For his army and the people in general, however, the new Khan imposed tough regulations including a code of laws. For three years, he then organized and planed for his conquest of China. His use of espionage and force give an image of invincibility, imagination, logistics, maps, and terrorism that should be courses at military academies and staff colleges.

That so many biographies have appeared on this epic figure in history is amazing considering the scale and scope of such an undertaking. McLynn writes that these books, including his own, make arguments knowing “that a definitive biography of Genghis Khan is impossible” for it would take “several lifetimes to master” all of the languages needed to understand all of the ways that cultures and histories were affected.

The author does bring the skill of a seasoned scholar to produce a readable, credible work, usefully illustrated with maps and pictures. His book covers alcoholism, armor, law, sheep, tribal politics, weapons, women, and so much more, all as much or more about the Mongols than their leader.

Even as he describes the horrors of the destruction of Baghdad in 1257, one of a long list of cities that paid a price for not surrendering, he writes of Mongol technical sophistication.

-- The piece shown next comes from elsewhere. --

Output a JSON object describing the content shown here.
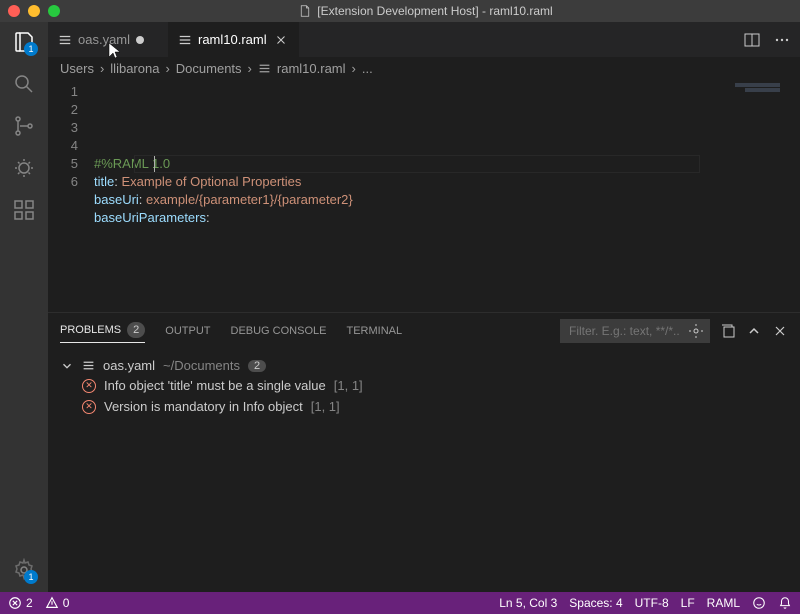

The scale of the deaths in the sacking of cities like Peking was horrific, even when compared to those of World War II. Mongol campaigns depopulated so much territory as to have a positive effect on the environment.

The slaughtered could number in the hundreds of thousands for a single campaign and the raped in equally staggering numbers. As the author writes, “Genghis and the Mongols were responsible for millions and millions of deaths.”

McLynn makes no condemnation or excuses for the atrocities, and he does not have to. These kinds of horrors were worldwide. Even Genghis’ contemporary Richard the Lionheart was not above it. That it became so enormous in the Mongol invasions was only due to scale of size.